#### [What the task requires]
The entries that follow should be written out exactly.

[Material for the task — start]

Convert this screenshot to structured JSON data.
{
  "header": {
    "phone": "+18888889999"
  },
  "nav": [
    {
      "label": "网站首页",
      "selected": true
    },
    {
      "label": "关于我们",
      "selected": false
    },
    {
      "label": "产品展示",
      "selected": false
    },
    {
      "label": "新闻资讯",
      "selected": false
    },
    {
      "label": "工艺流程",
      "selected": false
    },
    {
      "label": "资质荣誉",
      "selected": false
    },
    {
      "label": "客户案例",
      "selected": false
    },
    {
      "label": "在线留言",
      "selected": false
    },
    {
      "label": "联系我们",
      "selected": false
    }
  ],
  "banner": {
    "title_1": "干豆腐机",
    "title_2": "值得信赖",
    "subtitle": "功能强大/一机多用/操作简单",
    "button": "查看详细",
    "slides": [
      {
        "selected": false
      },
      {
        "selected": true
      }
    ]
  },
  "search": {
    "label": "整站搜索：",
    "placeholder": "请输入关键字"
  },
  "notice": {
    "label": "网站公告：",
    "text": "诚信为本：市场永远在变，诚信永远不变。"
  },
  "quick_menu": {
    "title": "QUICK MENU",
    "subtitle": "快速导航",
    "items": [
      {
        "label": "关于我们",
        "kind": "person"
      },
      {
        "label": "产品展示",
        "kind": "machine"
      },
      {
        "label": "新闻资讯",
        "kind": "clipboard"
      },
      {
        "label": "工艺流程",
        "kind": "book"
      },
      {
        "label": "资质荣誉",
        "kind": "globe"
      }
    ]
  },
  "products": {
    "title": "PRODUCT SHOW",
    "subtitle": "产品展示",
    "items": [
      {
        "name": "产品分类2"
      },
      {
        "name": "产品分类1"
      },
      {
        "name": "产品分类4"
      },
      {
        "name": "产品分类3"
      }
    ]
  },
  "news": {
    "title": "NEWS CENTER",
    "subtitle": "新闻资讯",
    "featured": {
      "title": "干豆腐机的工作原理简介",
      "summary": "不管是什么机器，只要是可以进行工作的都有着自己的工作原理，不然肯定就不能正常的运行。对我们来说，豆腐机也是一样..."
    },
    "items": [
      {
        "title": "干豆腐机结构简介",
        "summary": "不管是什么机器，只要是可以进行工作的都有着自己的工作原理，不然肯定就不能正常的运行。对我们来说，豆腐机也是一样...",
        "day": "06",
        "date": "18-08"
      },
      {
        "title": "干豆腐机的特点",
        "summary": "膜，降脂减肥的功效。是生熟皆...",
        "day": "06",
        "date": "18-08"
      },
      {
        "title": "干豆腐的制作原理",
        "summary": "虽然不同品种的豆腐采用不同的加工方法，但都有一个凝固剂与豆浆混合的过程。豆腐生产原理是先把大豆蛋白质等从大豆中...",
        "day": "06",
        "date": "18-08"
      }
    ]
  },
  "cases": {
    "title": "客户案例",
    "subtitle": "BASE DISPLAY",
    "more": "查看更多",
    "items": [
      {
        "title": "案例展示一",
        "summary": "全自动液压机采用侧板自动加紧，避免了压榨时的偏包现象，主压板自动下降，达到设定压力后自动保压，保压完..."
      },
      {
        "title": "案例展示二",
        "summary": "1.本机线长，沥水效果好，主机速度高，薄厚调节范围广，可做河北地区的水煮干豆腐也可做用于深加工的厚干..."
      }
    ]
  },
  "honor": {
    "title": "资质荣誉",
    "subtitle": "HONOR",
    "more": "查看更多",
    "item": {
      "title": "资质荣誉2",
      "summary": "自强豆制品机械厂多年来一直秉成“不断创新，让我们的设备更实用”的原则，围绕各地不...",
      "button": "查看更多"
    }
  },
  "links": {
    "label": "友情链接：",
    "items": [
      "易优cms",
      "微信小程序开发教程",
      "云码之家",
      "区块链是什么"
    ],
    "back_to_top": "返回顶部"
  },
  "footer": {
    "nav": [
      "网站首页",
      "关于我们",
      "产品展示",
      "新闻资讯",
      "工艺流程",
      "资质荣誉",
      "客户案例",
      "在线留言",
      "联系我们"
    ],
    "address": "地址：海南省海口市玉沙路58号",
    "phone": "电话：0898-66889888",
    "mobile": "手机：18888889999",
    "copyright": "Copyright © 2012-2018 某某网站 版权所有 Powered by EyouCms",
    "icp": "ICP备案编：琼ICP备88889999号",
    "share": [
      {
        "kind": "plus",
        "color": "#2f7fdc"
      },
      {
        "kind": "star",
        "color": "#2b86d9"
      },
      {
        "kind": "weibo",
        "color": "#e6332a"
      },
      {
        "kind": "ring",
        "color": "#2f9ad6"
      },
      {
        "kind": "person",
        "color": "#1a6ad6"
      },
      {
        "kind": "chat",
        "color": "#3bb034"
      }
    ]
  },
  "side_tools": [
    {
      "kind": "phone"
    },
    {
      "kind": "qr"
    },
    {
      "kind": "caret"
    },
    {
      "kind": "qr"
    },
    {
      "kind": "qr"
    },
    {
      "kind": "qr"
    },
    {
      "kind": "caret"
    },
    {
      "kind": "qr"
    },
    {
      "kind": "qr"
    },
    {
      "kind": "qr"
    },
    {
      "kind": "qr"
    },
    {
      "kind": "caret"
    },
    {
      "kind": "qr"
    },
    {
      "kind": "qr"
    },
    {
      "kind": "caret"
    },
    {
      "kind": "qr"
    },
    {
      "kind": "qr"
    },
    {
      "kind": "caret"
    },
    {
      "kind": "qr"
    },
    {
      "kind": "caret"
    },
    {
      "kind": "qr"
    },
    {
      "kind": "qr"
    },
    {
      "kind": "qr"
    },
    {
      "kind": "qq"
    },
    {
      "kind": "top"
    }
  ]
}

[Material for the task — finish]

#### [Answer box]
Convert this screenshot to structured JSON data.
{
  "header": {
    "phone": "+18888889999"
  },
  "nav": [
    {
      "label": "网站首页",
      "selected": true
    },
    {
      "label": "关于我们",
      "selected": false
    },
    {
      "label": "产品展示",
      "selected": false
    },
    {
      "label": "新闻资讯",
      "selected": false
    },
    {
      "label": "工艺流程",
      "selected": false
    },
    {
      "label": "资质荣誉",
      "selected": false
    },
    {
      "label": "客户案例",
      "selected": false
    },
    {
      "label": "在线留言",
      "selected": false
    },
    {
      "label": "联系我们",
      "selected": false
    }
  ],
  "banner": {
    "title_1": "干豆腐机",
    "title_2": "值得信赖",
    "subtitle": "功能强大/一机多用/操作简单",
    "button": "查看详细",
    "slides": [
      {
        "selected": false
      },
      {
        "selected": true
      }
    ]
  },
  "search": {
    "label": "整站搜索：",
    "placeholder": "请输入关键字"
  },
  "notice": {
    "label": "网站公告：",
    "text": "诚信为本：市场永远在变，诚信永远不变。"
  },
  "quick_menu": {
    "title": "QUICK MENU",
    "subtitle": "快速导航",
    "items": [
      {
        "label": "关于我们",
        "kind": "person"
      },
      {
        "label": "产品展示",
        "kind": "machine"
      },
      {
        "label": "新闻资讯",
        "kind": "clipboard"
      },
      {
        "label": "工艺流程",
        "kind": "book"
      },
      {
        "label": "资质荣誉",
        "kind": "globe"
      }
    ]
  },
  "products": {
    "title": "PRODUCT SHOW",
    "subtitle": "产品展示",
    "items": [
      {
        "name": "产品分类2"
      },
      {
        "name": "产品分类1"
      },
      {
        "name": "产品分类4"
      },
      {
        "name": "产品分类3"
      }
    ]
  },
  "news": {
    "title": "NEWS CENTER",
    "subtitle": "新闻资讯",
    "featured": {
      "title": "干豆腐机的工作原理简介",
      "summary": "不管是什么机器，只要是可以进行工作的都有着自己的工作原理，不然肯定就不能正常的运行。对我们来说，豆腐机也是一样..."
    },
    "items": [
      {
        "title": "干豆腐机结构简介",
        "summary": "不管是什么机器，只要是可以进行工作的都有着自己的工作原理，不然肯定就不能正常的运行。对我们来说，豆腐机也是一样...",
        "day": "06",
        "date": "18-08"
      },
      {
        "title": "干豆腐机的特点",
        "summary": "膜，降脂减肥的功效。是生熟皆...",
        "day": "06",
        "date": "18-08"
      },
      {
        "title": "干豆腐的制作原理",
        "summary": "虽然不同品种的豆腐采用不同的加工方法，但都有一个凝固剂与豆浆混合的过程。豆腐生产原理是先把大豆蛋白质等从大豆中...",
        "day": "06",
        "date": "18-08"
      }
    ]
  },
  "cases": {
    "title": "客户案例",
    "subtitle": "BASE DISPLAY",
    "more": "查看更多",
    "items": [
      {
        "title": "案例展示一",
        "summary": "全自动液压机采用侧板自动加紧，避免了压榨时的偏包现象，主压板自动下降，达到设定压力后自动保压，保压完..."
      },
      {
        "title": "案例展示二",
        "summary": "1.本机线长，沥水效果好，主机速度高，薄厚调节范围广，可做河北地区的水煮干豆腐也可做用于深加工的厚干..."
      }
    ]
  },
  "honor": {
    "title": "资质荣誉",
    "subtitle": "HONOR",
    "more": "查看更多",
    "item": {
      "title": "资质荣誉2",
      "summary": "自强豆制品机械厂多年来一直秉成“不断创新，让我们的设备更实用”的原则，围绕各地不...",
      "button": "查看更多"
    }
  },
  "links": {
    "label": "友情链接：",
    "items": [
      "易优cms",
      "微信小程序开发教程",
      "云码之家",
      "区块链是什么"
    ],
    "back_to_top": "返回顶部"
  },
  "footer": {
    "nav": [
      "网站首页",
      "关于我们",
      "产品展示",
      "新闻资讯",
      "工艺流程",
      "资质荣誉",
      "客户案例",
      "在线留言",
      "联系我们"
    ],
    "address": "地址：海南省海口市玉沙路58号",
    "phone": "电话：0898-66889888",
    "mobile": "手机：18888889999",
    "copyright": "Copyright © 2012-2018 某某网站 版权所有 Powered by EyouCms",
    "icp": "ICP备案编：琼ICP备88889999号",
    "share": [
      {
        "kind": "plus",
        "color": "#2f7fdc"
      },
      {
        "kind": "star",
        "color": "#2b86d9"
      },
      {
        "kind": "weibo",
        "color": "#e6332a"
      },
      {
        "kind": "ring",
        "color": "#2f9ad6"
      },
      {
        "kind": "person",
        "color": "#1a6ad6"
      },
      {
        "kind": "chat",
        "color": "#3bb034"
      }
    ]
  },
  "side_tools": [
    {
      "kind": "phone"
    },
    {
      "kind": "qr"
    },
    {
      "kind": "caret"
    },
    {
      "kind": "qr"
    },
    {
      "kind": "qr"
    },
    {
      "kind": "qr"
    },
    {
      "kind": "caret"
    },
    {
      "kind": "qr"
    },
    {
      "kind": "qr"
    },
    {
      "kind": "qr"
    },
    {
      "kind": "qr"
    },
    {
      "kind": "caret"
    },
    {
      "kind": "qr"
    },
    {
      "kind": "qr"
    },
    {
      "kind": "caret"
    },
    {
      "kind": "qr"
    },
    {
      "kind": "qr"
    },
    {
      "kind": "caret"
    },
    {
      "kind": "qr"
    },
    {
      "kind": "caret"
    },
    {
      "kind": "qr"
    },
    {
      "kind": "qr"
    },
    {
      "kind": "qr"
    },
    {
      "kind": "qq"
    },
    {
      "kind": "top"
    }
  ]
}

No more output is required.